ABOUT THIS TASK —
Lines with the word "subtitle": copy all of them from the entries below.

PROVIDED MATERIAL —
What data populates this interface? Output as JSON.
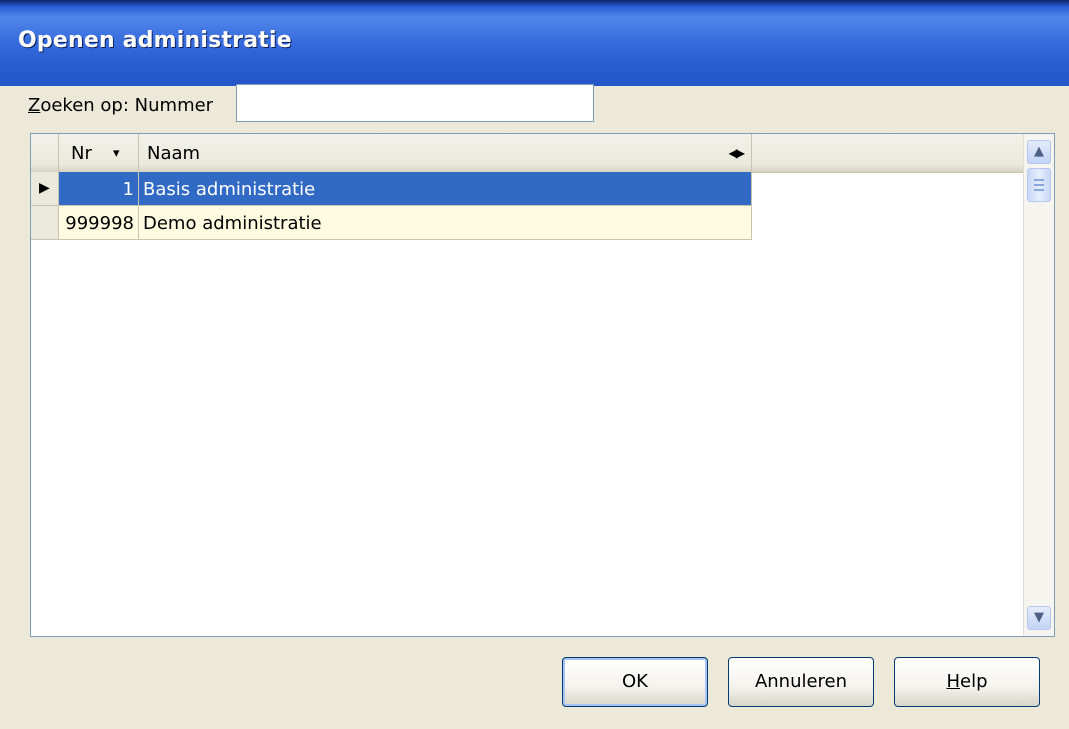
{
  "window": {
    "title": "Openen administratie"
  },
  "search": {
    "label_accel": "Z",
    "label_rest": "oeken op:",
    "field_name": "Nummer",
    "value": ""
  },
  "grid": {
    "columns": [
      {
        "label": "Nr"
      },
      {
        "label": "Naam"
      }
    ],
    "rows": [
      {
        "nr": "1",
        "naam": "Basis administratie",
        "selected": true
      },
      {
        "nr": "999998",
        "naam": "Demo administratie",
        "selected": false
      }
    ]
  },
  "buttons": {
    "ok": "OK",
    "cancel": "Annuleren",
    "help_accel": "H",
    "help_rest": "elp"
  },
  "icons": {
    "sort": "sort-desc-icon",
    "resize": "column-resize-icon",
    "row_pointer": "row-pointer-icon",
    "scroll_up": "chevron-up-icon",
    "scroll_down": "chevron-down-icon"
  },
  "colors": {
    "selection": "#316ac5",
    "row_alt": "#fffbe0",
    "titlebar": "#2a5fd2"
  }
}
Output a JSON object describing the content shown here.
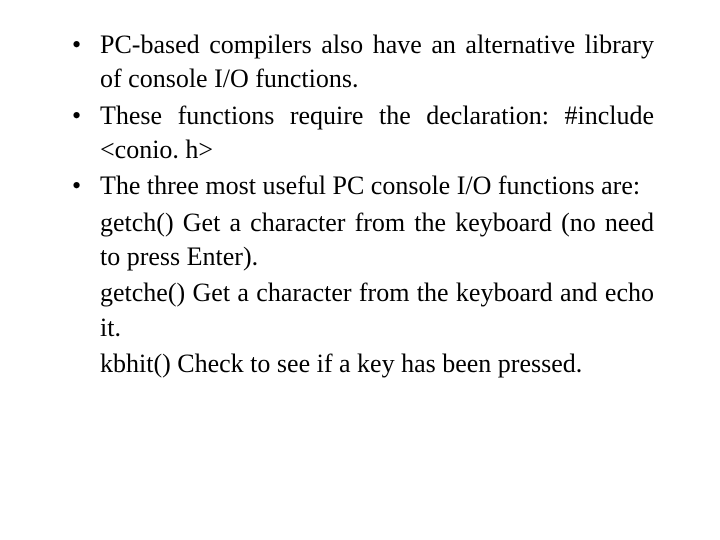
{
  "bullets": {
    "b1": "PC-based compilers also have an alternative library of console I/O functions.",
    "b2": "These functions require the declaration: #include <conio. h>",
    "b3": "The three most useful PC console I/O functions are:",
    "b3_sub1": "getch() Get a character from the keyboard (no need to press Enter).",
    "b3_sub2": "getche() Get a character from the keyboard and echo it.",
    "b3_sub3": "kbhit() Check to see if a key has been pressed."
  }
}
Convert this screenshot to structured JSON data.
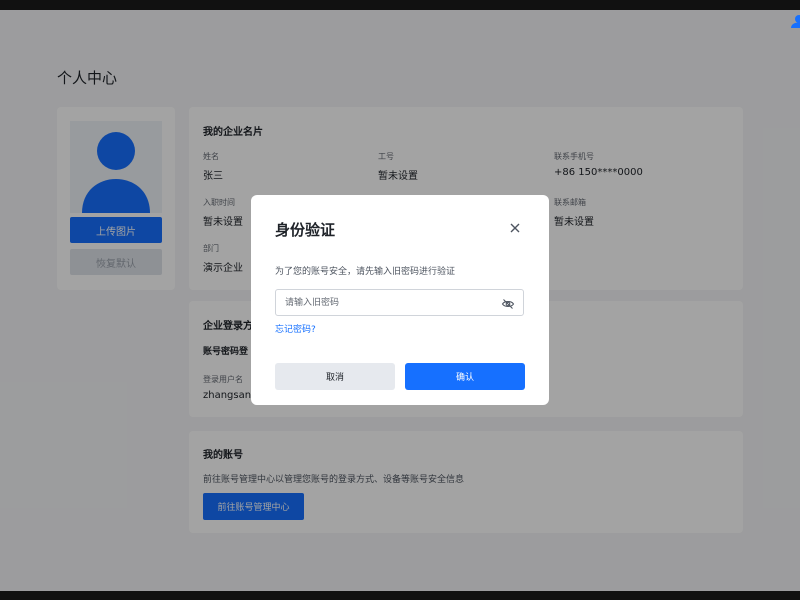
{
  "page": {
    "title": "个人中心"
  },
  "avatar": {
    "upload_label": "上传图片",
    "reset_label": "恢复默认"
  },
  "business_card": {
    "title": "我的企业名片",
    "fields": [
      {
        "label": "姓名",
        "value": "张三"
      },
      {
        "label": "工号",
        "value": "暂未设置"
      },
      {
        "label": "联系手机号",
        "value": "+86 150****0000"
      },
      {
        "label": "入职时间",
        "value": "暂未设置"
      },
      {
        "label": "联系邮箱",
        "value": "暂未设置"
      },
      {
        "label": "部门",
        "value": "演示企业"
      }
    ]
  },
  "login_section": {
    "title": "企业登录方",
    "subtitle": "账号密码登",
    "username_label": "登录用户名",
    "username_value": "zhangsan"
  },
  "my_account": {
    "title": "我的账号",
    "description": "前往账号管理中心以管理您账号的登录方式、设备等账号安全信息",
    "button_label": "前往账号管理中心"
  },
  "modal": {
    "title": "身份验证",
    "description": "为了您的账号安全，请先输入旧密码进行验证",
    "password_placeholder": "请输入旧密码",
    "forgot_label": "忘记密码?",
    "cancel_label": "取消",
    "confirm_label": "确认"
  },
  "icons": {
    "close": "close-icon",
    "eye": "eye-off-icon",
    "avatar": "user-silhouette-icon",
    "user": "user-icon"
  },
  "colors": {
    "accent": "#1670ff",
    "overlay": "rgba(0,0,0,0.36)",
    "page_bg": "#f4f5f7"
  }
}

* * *

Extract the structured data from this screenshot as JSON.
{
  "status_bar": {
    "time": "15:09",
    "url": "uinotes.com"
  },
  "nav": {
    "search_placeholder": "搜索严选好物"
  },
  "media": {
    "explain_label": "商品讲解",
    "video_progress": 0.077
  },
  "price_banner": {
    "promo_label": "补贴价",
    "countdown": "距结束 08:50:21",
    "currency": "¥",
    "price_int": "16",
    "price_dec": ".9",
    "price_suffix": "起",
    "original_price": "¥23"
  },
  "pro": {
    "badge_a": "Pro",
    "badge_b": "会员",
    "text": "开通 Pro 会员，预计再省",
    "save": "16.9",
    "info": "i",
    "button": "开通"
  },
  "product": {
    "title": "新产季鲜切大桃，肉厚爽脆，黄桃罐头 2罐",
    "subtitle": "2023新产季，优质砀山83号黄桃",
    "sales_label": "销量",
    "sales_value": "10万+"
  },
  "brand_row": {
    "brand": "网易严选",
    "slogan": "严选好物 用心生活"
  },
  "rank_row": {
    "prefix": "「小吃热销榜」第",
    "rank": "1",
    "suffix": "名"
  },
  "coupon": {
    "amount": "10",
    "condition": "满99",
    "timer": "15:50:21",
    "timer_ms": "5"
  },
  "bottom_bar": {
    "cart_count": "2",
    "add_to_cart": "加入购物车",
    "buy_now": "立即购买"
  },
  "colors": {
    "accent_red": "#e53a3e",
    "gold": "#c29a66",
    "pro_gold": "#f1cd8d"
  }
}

TASK SOLUTION —
    "subtitle": "账号密码登",
    "subtitle": "2023新产季，优质砀山83号黄桃",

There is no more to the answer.